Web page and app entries

......

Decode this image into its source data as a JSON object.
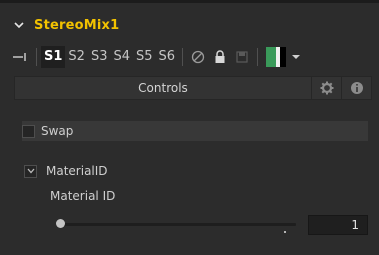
{
  "header": {
    "tool_name": "StereoMix1"
  },
  "toolbar": {
    "slots": [
      "S1",
      "S2",
      "S3",
      "S4",
      "S5",
      "S6"
    ],
    "active_slot": "S1",
    "icons": [
      "pin-icon",
      "disable-icon",
      "lock-icon",
      "save-icon",
      "color-swatch",
      "dropdown-caret-icon"
    ]
  },
  "tabs": {
    "controls_label": "Controls",
    "icons": [
      "settings-gear-icon",
      "info-icon"
    ]
  },
  "panel": {
    "swap_label": "Swap",
    "swap_checked": false,
    "material_section_label": "MaterialID",
    "material_id_label": "Material ID",
    "material_id_value": "1",
    "slider_position": 0.0
  },
  "colors": {
    "background": "#2c2c2c",
    "tool_name": "#f2c200",
    "active_slot_bg": "#1f1f1f",
    "swatch_green": "#3a9a5a"
  }
}
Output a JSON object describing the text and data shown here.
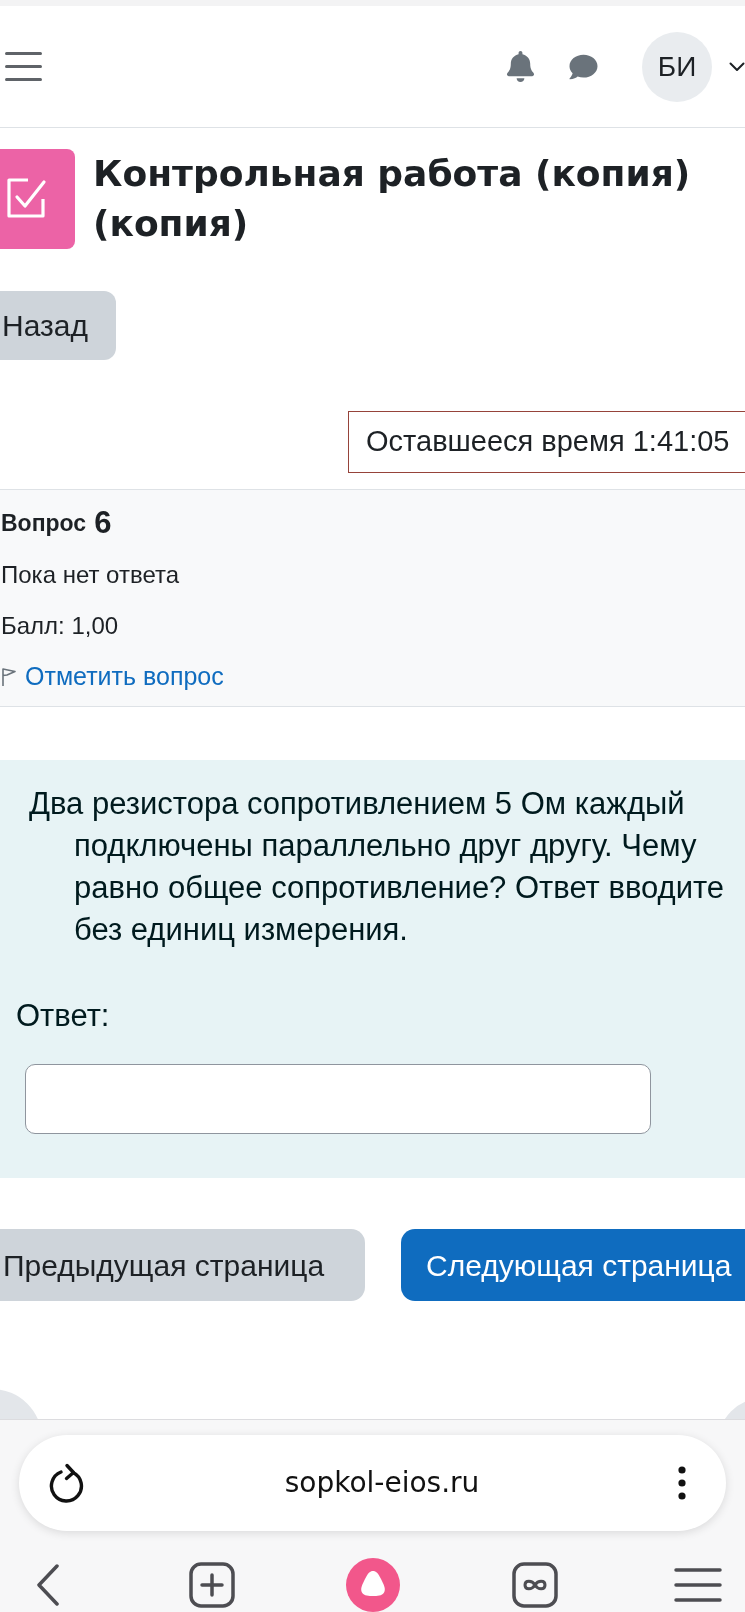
{
  "top_bar": {
    "avatar_initials": "БИ"
  },
  "page": {
    "title": "Контрольная работа (копия) (копия)",
    "back_button": "Назад"
  },
  "timer": {
    "text": "Оставшееся время 1:41:05"
  },
  "question_info": {
    "label": "Вопрос",
    "number": "6",
    "status": "Пока нет ответа",
    "grade": "Балл: 1,00",
    "flag_link": "Отметить вопрос",
    "flagged": false
  },
  "question": {
    "text": "Два резистора сопротивлением 5 Ом каждый подключены параллельно друг другу. Чему равно общее сопротивление? Ответ вводите без единиц измерения.",
    "answer_label": "Ответ:"
  },
  "navigation": [
    {
      "label": "Предыдущая страница",
      "kind": "secondary"
    },
    {
      "label": "Следующая страница",
      "kind": "primary"
    }
  ],
  "browser": {
    "url": "sopkol-eios.ru"
  }
}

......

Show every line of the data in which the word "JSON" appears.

Answer section:
Decode this image into its source data as a JSON object.
Output a JSON object describing the text and data shown here.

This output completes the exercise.